these superlatives in some way: Either we need to claim that God has limited
himself not to break natural laws, so that he is not so capable; or we need to
claim that he’s not good as in our understanding of the term or he doesn’t know
the future and his knowledge is limited in some way. All philosophical inquiries
on this topic has to come up with an explanation that limits these infinitudes
with a certain prescription. In some sense, philosopher has to teach God his
occupation. Here I will describe the least limiting version, which I think
could be used as a basis to refute the problem of evil without attributing much
From the perspective of the individual human, there are good and evil things and
events which correspond to needs of it as an organism. When something is good,
the organism benefits from it directly or indirectly, when something is evil,
it’s a source of danger to this organism. Our basic good/evil distinction and
universals are caused by our humane needs.
However when our focus is redirected towards other levels, smaller levels like
cells of that organism and higher levels like groups of people, we will find out
that good/evil distinction is harder to apply. Can we really ascribe some
meaning, like good or evil to an organism’s cell? If so, for example, can
we consider death of a cell in human body is always good or bad? In these upper
or lower levels, good/evil distinction becomes more and more meaningless. If we
have to find good cells, we have to define goodness by the terms of the
individual. Apart from the purpose of the individual, there is no ethics that
we can readily ascribe to cells. This way of thinking goes upwards and downwards
to galaxies or atoms, there are no good or bad galaxies, there are no good or
bad atoms other than their relative merits to the individual.
Attributing universals to God is one of the anthropocentric claims of the
philosophers. We need a way to categorize the world into nouns and verbs, into
events and locations and this need is caused by our limited mind. Suppose we
were able to transmit the whole experience, without linguistic distortion to
others and suppose we had a way to enumerate all our experiences uniquely. In
this case would we need universals?
Such a case of language and communication is pretty much unfathomable. Our sense

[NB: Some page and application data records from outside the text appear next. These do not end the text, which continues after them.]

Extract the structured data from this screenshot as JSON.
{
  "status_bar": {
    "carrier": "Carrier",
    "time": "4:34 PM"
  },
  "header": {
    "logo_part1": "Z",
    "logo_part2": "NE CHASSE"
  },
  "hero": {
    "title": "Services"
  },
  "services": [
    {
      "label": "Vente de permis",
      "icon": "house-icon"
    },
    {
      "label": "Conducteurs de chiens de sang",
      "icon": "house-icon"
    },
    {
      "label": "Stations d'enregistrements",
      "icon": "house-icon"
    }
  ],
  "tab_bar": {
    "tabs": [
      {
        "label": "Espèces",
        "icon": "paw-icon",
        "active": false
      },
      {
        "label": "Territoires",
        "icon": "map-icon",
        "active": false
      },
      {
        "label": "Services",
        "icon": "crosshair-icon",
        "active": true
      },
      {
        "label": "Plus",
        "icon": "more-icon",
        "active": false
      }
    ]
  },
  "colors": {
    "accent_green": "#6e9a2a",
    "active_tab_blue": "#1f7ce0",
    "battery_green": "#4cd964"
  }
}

and thought is ingrained by this collector that categorize experiences under
identical labels that we are not able to come up a viability of such a
communication. It’s like recording and transmitting videos, but the receiver is
also able to experience the recording directly. In such a case, would we really
When I would like to tell something, I’d dream it with all the unique experience
it has and transmit it to you. You can experience it directly, alter it and send
me. Such a communication method, which relies on direct experience rather than
symbols would not need universals. There would not be any need to collect
experiences under identical labels.
I claim that if God knows the universe in some way, it’s most likely to resemble
such a communication method. He may alter his vision or not, but his knowledge
does not need universals or labeling groups of atoms by names. He simply knows
what is without any linguistic intermediary.
In this case the problem of evil also does not arise because cutting some
parts of the experience as events and labeling these as good or bad cannot be
attributed directly to God.
However this is not to say that God is equal to universe’s existence. Instead
universe is something superficial like word is to the thing it describes. When
Qur’an states that he says be and it is, it seems to underline that the word
of God is what we call reality and the universe. His word is the Truth because
his word is the creation itself, there cannot be a distinction between the word
of God and the reality.
The problem, then, is to conform our limited language and limited thinking to
the reality. Universals are basic structures of human thinking, we cannot
communicate otherwise, nevertheless they also point that our thinking relies on
conventional groups, learned from the environment. When we confront God’s
existence and creation, through the reality, we consider the language we talk as
the ultimate description. This seems the cause all of our problems in a path to
understand God and his creation.